Is it even remotely, conceivably possible he was sending me a message? Is it possible he was asking me to meet him?
The idea makes me dizzy.
I keep thinking, too, about the single word, directed low and quietly straight into my ear: Gray. He was there; he saw me; he remembered me. So many questions crowd my brain at once, it’s like one of the famous Portland fogs has swept up from the ocean and settled there, making it impossible to think normal, functional thoughts.
My aunt finally notices something’s wrong. Just before dinner I’m helping Jenny with her homework, as always, testing her on her multiplication tables. We’re sitting on the floor of the living room, which is squashed up right next to the “dining room” (an alcove that barely holds a table and six chairs), and I’m holding her workbook on my knees, reciting the problems to her, but my mind is on autopilot and my thoughts are a million miles away. Or rather, they’re exactly 3.4 miles away, down at the marshy edge of Back Cove. I know the distance exactly because it’s a nice run from my house.
Now I’m calculating how quickly I could get down there on my bike, and then beating myself up for even considering the idea.
“Seven times eight?” Jenny pinches her lips together.
“Fifty-six.” “Nine times six?” “Fifty-two.”
On the other hand, there’s no law that says you can’t speak to a cured. Cureds are safe. They can be mentors or guides to the uncureds. Even though Alex is only a year older than I am, we’re separated, irreparably and totally, by the procedure. He might as well be my grandfather.
“Seven times eleven?”
“Lena.” My aunt has squeezed out of the kitchen, past the dining room table, and is standing behind Jenny. I blink twice, trying to focus. Carol’s face is tight with concern. “Is something the matter?”
“No.” I drop my eyes quickly. I hate it when my aunt looks at me like that, like she’s reading all the bad parts from my soul. I feel guilty just for thinking about a boy, even a cured one. If she knew, she would say, Oh, Lena.
Careful. Remember what happened to your mother. She would say, these diseases tend to run in the blood.
I keep my eyes trained on the worn carpet underneath me. Carol bends forward, swoops up Jenny’s workbook from my knees, and says loudly in her clear, high voice, “Nine times six is fifty-four.” She snaps the workbook closed. “Not fifty-two, Lena. I assume you know your multiplication tables?”
Jenny sticks her tongue out at me.

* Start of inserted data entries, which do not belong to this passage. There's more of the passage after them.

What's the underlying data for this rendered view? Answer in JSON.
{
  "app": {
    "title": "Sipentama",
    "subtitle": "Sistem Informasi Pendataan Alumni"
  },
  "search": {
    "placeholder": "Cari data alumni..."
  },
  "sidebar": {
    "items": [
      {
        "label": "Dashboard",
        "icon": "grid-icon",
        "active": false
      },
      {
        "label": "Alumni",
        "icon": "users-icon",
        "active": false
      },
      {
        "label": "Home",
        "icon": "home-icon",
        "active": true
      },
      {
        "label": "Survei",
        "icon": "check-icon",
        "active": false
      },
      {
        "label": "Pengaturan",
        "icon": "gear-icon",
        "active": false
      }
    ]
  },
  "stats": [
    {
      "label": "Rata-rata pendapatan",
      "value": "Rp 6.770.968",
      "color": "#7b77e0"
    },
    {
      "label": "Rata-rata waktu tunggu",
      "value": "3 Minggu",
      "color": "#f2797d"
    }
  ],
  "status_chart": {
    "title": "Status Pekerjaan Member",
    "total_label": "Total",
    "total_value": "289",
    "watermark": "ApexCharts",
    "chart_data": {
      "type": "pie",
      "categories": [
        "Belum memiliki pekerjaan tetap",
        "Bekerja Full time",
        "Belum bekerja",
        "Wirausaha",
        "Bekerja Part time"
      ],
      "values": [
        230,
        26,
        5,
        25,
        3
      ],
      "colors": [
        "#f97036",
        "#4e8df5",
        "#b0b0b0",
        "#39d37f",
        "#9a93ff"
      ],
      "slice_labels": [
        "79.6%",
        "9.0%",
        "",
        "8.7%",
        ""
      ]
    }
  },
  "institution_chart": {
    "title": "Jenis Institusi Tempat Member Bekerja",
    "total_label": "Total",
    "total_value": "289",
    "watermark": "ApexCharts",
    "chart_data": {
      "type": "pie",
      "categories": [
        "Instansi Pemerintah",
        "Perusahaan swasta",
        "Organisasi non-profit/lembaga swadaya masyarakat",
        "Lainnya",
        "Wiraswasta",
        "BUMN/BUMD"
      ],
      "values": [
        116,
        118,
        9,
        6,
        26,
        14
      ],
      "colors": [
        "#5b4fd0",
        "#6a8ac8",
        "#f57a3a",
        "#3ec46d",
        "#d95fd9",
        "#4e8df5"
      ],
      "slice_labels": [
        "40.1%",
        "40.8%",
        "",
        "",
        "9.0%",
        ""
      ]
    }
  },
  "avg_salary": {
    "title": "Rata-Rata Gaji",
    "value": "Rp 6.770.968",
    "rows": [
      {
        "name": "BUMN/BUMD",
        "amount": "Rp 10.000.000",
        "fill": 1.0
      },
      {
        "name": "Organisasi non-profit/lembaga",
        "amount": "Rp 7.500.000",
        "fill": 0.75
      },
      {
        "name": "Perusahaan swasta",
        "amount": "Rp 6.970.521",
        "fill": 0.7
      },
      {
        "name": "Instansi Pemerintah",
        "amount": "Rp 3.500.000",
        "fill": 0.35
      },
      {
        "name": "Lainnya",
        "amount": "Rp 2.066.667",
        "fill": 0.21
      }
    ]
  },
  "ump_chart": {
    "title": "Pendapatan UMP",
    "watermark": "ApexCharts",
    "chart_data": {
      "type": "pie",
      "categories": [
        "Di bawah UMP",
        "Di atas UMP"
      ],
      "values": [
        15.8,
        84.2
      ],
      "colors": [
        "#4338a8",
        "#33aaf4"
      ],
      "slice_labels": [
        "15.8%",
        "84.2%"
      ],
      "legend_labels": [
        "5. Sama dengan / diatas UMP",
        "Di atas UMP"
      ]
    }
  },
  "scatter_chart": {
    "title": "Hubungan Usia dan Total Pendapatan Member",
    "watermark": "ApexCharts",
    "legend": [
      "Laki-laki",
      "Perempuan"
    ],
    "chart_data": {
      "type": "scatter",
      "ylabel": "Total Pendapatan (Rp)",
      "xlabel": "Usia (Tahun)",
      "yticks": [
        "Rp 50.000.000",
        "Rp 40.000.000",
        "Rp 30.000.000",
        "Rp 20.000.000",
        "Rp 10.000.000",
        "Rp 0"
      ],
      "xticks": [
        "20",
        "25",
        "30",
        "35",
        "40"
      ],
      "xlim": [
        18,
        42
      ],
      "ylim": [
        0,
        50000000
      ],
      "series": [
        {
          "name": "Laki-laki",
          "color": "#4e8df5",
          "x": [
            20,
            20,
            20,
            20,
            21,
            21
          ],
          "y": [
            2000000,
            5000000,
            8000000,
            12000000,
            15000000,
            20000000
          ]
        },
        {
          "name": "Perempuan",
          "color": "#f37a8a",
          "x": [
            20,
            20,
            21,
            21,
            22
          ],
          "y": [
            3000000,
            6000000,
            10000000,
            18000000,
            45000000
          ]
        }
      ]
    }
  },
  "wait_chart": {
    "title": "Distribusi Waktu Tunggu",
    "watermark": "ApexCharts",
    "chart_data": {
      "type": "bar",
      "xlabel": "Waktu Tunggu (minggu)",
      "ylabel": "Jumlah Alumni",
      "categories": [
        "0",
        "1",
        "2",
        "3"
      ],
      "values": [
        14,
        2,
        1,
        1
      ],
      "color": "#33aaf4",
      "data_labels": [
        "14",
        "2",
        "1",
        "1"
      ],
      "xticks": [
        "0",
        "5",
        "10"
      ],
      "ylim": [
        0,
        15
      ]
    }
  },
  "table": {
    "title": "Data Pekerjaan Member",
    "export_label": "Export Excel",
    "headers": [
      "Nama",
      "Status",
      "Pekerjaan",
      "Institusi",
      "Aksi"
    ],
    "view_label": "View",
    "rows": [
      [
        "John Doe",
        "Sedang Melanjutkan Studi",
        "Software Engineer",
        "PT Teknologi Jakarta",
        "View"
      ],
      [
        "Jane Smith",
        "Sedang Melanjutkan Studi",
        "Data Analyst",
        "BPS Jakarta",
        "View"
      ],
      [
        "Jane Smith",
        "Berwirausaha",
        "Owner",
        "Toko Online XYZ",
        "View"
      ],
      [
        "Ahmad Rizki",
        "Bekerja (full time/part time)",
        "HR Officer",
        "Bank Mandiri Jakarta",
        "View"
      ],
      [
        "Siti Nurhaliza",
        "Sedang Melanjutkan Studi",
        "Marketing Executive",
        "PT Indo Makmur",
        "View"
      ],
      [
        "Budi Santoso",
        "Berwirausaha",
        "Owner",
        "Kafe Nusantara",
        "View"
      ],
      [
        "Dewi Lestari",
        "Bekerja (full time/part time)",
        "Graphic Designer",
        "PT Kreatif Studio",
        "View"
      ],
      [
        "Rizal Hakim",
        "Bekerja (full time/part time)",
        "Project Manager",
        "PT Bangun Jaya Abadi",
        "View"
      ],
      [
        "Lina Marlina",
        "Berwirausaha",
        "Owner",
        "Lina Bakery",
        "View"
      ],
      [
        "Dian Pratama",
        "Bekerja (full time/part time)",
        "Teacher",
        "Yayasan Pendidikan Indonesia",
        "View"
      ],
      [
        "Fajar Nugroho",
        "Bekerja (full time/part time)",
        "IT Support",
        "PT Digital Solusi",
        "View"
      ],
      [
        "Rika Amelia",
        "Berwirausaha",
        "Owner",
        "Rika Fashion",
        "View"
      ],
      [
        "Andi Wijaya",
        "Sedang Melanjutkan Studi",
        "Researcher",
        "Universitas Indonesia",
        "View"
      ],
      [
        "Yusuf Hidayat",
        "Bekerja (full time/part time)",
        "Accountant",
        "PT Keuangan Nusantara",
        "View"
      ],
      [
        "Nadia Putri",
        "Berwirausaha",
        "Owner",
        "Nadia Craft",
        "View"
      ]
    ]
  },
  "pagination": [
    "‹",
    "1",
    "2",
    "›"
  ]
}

My cheeks start heating up as I realize my mistake.
“Sorry. I guess I’m just kind of . . . distracted.”
There’s a momentary pause. Carol’s eyes never leave the back of my neck. I can sense them burning there. I feel like I’ll scream, or cry, or confess, if she keeps staring at me.

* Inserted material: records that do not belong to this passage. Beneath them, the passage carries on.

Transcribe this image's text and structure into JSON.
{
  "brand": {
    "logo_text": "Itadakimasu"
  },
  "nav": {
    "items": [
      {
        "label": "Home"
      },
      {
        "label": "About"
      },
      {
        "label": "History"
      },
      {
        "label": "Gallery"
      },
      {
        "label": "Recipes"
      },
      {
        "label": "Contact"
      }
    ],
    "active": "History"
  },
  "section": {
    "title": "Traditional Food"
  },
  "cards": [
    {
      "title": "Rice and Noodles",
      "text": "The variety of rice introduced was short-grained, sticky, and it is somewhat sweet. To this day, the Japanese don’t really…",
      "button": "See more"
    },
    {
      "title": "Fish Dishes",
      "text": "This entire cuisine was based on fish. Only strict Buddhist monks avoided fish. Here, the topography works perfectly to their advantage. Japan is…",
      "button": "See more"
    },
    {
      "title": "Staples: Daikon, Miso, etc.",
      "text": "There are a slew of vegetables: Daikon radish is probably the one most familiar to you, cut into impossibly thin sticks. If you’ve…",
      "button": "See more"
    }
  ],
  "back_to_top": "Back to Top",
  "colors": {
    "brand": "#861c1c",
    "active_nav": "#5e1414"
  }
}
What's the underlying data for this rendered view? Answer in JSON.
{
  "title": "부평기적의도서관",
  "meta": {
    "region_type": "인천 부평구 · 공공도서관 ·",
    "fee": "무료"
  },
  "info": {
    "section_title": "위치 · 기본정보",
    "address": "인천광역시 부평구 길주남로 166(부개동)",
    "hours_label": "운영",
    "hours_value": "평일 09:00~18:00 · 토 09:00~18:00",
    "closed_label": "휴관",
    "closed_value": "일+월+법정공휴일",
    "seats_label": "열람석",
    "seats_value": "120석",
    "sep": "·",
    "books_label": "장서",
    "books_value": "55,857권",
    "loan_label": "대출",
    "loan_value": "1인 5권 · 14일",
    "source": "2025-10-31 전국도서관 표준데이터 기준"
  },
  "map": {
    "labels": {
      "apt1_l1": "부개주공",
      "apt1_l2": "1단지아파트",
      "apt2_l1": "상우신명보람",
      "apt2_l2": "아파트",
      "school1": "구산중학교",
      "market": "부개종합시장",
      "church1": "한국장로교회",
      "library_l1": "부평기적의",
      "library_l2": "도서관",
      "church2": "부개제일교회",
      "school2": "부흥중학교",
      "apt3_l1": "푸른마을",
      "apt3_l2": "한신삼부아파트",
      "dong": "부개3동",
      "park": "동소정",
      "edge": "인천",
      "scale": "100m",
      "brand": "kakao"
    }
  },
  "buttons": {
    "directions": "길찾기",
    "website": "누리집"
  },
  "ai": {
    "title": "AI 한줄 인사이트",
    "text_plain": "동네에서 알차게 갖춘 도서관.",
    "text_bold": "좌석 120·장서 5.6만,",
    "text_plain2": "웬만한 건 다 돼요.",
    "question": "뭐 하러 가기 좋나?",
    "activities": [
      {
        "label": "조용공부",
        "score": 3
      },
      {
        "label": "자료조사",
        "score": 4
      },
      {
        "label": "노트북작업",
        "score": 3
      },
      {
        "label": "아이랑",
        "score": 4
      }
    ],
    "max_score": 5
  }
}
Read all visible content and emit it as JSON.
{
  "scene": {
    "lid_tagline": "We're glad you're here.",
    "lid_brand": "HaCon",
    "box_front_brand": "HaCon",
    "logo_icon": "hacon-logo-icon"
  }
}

Finally she sighs. “You’re still thinking about the evaluations, aren’t you?”
I blow the air out of my cheeks, feel a weight of anxiety ease off my chest. “Yeah. I guess so.” I venture a glance up at her, and she smiles her little skittering smile.
“I know you’re disappointed you have to go through the process again. But think about it this way—this time you’ll be even more prepared.”
I bob my head and try to look enthusiastic, even though a little, pinching feeling of guilt starts nipping at me. I haven’t even thought about the evaluations since this morning, not since I found out the results would be discounted. “Yeah, you’re right.”
“Come on, now. Dinnertime.” My aunt reaches out and passes a finger over my forehead. Her finger is cool and reassuring, and gone as quickly as the lightest stirring of wind. It makes the guilt flare up full force, and in that moment I can’t believe I was even considering going to Back Cove. It’s the absolute, 100 percent wrong thing to do, and I stand up for dinner feeling clean and weightless and happy, like the first time you feel healthy after a long fever.
But at dinner my curiosity—and with it, my doubts— return. I can barely follow the conversation. All I can think is: Go? Don’t go? Go? Don’t go? At one point my uncle is telling a story about one of his customers, and I notice everyone is laughing so I laugh too, but a little too loud and long. Everyone turns to look at me, even Gracie, who puckers her nose and tilts her head like a dog sniffing at something new.